*Work instructions:* Write out every line of the data below exactly as given.

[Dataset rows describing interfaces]

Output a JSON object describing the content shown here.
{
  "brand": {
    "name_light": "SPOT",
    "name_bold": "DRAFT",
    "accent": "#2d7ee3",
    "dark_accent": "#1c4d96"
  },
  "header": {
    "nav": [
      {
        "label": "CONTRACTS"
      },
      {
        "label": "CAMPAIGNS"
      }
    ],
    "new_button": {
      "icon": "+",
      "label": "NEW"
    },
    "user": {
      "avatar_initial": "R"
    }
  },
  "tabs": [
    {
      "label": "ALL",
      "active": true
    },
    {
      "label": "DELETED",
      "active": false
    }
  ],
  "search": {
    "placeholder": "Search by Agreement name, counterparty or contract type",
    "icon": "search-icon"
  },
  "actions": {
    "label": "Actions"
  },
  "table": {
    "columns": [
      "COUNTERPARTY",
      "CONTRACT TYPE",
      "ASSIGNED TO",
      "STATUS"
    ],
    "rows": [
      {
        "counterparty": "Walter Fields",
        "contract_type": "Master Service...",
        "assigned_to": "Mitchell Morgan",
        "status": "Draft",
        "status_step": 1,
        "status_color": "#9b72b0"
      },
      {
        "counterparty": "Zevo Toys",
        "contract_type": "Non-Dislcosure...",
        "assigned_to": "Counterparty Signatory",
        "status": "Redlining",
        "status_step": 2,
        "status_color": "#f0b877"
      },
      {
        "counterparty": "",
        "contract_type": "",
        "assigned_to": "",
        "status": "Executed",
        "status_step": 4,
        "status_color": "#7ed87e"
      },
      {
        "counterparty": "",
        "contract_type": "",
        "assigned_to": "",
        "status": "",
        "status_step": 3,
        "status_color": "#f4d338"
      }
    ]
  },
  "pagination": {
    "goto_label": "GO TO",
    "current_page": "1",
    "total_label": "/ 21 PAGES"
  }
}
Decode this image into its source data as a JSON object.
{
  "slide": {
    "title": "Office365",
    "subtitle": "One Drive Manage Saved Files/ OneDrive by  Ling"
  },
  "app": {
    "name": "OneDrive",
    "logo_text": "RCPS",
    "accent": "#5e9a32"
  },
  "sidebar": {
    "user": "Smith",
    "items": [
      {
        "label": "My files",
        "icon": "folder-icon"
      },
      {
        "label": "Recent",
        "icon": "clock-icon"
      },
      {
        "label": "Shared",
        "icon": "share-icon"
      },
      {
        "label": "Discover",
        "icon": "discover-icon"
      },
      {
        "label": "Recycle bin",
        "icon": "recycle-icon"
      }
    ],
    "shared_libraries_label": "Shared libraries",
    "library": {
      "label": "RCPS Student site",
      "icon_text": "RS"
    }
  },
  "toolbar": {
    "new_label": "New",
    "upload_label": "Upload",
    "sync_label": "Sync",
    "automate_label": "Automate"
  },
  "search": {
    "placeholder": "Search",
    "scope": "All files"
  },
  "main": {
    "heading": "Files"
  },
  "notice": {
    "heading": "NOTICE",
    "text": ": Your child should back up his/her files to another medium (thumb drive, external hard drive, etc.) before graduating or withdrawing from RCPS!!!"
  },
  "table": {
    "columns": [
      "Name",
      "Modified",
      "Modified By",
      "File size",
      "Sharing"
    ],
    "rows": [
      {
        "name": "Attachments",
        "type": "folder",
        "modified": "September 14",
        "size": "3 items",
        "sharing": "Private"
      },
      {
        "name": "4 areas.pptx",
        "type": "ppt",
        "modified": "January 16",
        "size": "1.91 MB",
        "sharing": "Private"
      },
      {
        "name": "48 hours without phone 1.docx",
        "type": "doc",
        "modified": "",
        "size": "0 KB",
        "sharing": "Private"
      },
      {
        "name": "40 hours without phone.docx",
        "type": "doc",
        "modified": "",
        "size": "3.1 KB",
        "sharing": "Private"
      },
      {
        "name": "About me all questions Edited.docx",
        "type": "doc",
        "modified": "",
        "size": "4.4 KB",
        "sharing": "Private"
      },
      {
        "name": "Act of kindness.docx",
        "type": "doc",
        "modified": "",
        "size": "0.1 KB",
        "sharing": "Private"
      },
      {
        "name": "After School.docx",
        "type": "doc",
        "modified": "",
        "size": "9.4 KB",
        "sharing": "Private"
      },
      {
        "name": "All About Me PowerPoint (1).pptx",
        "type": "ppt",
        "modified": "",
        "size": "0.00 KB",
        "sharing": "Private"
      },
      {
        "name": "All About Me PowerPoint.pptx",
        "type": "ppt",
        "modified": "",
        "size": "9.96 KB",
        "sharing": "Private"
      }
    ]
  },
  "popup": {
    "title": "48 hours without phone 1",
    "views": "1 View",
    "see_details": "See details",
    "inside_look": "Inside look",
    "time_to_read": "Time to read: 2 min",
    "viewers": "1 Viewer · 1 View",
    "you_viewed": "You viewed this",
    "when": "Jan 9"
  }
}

*Output for this exercise:*
Output a JSON object describing the content shown here.
{
  "brand": {
    "name_light": "SPOT",
    "name_bold": "DRAFT",
    "accent": "#2d7ee3",
    "dark_accent": "#1c4d96"
  },
  "header": {
    "nav": [
      {
        "label": "CONTRACTS"
      },
      {
        "label": "CAMPAIGNS"
      }
    ],
    "new_button": {
      "icon": "+",
      "label": "NEW"
    },
    "user": {
      "avatar_initial": "R"
    }
  },
  "tabs": [
    {
      "label": "ALL",
      "active": true
    },
    {
      "label": "DELETED",
      "active": false
    }
  ],
  "search": {
    "placeholder": "Search by Agreement name, counterparty or contract type",
    "icon": "search-icon"
  },
  "actions": {
    "label": "Actions"
  },
  "table": {
    "columns": [
      "COUNTERPARTY",
      "CONTRACT TYPE",
      "ASSIGNED TO",
      "STATUS"
    ],
    "rows": [
      {
        "counterparty": "Walter Fields",
        "contract_type": "Master Service...",
        "assigned_to": "Mitchell Morgan",
        "status": "Draft",
        "status_step": 1,
        "status_color": "#9b72b0"
      },
      {
        "counterparty": "Zevo Toys",
        "contract_type": "Non-Dislcosure...",
        "assigned_to": "Counterparty Signatory",
        "status": "Redlining",
        "status_step": 2,
        "status_color": "#f0b877"
      },
      {
        "counterparty": "",
        "contract_type": "",
        "assigned_to": "",
        "status": "Executed",
        "status_step": 4,
        "status_color": "#7ed87e"
      },
      {
        "counterparty": "",
        "contract_type": "",
        "assigned_to": "",
        "status": "",
        "status_step": 3,
        "status_color": "#f4d338"
      }
    ]
  },
  "pagination": {
    "goto_label": "GO TO",
    "current_page": "1",
    "total_label": "/ 21 PAGES"
  }
}
Decode this image into its source data as a JSON object.
{
  "slide": {
    "title": "Office365",
    "subtitle": "One Drive Manage Saved Files/ OneDrive by  Ling"
  },
  "app": {
    "name": "OneDrive",
    "logo_text": "RCPS",
    "accent": "#5e9a32"
  },
  "sidebar": {
    "user": "Smith",
    "items": [
      {
        "label": "My files",
        "icon": "folder-icon"
      },
      {
        "label": "Recent",
        "icon": "clock-icon"
      },
      {
        "label": "Shared",
        "icon": "share-icon"
      },
      {
        "label": "Discover",
        "icon": "discover-icon"
      },
      {
        "label": "Recycle bin",
        "icon": "recycle-icon"
      }
    ],
    "shared_libraries_label": "Shared libraries",
    "library": {
      "label": "RCPS Student site",
      "icon_text": "RS"
    }
  },
  "toolbar": {
    "new_label": "New",
    "upload_label": "Upload",
    "sync_label": "Sync",
    "automate_label": "Automate"
  },
  "search": {
    "placeholder": "Search",
    "scope": "All files"
  },
  "main": {
    "heading": "Files"
  },
  "notice": {
    "heading": "NOTICE",
    "text": ": Your child should back up his/her files to another medium (thumb drive, external hard drive, etc.) before graduating or withdrawing from RCPS!!!"
  },
  "table": {
    "columns": [
      "Name",
      "Modified",
      "Modified By",
      "File size",
      "Sharing"
    ],
    "rows": [
      {
        "name": "Attachments",
        "type": "folder",
        "modified": "September 14",
        "size": "3 items",
        "sharing": "Private"
      },
      {
        "name": "4 areas.pptx",
        "type": "ppt",
        "modified": "January 16",
        "size": "1.91 MB",
        "sharing": "Private"
      },
      {
        "name": "48 hours without phone 1.docx",
        "type": "doc",
        "modified": "",
        "size": "0 KB",
        "sharing": "Private"
      },
      {
        "name": "40 hours without phone.docx",
        "type": "doc",
        "modified": "",
        "size": "3.1 KB",
        "sharing": "Private"
      },
      {
        "name": "About me all questions Edited.docx",
        "type": "doc",
        "modified": "",
        "size": "4.4 KB",
        "sharing": "Private"
      },
      {
        "name": "Act of kindness.docx",
        "type": "doc",
        "modified": "",
        "size": "0.1 KB",
        "sharing": "Private"
      },
      {
        "name": "After School.docx",
        "type": "doc",
        "modified": "",
        "size": "9.4 KB",
        "sharing": "Private"
      },
      {
        "name": "All About Me PowerPoint (1).pptx",
        "type": "ppt",
        "modified": "",
        "size": "0.00 KB",
        "sharing": "Private"
      },
      {
        "name": "All About Me PowerPoint.pptx",
        "type": "ppt",
        "modified": "",
        "size": "9.96 KB",
        "sharing": "Private"
      }
    ]
  },
  "popup": {
    "title": "48 hours without phone 1",
    "views": "1 View",
    "see_details": "See details",
    "inside_look": "Inside look",
    "time_to_read": "Time to read: 2 min",
    "viewers": "1 Viewer · 1 View",
    "you_viewed": "You viewed this",
    "when": "Jan 9"
  }
}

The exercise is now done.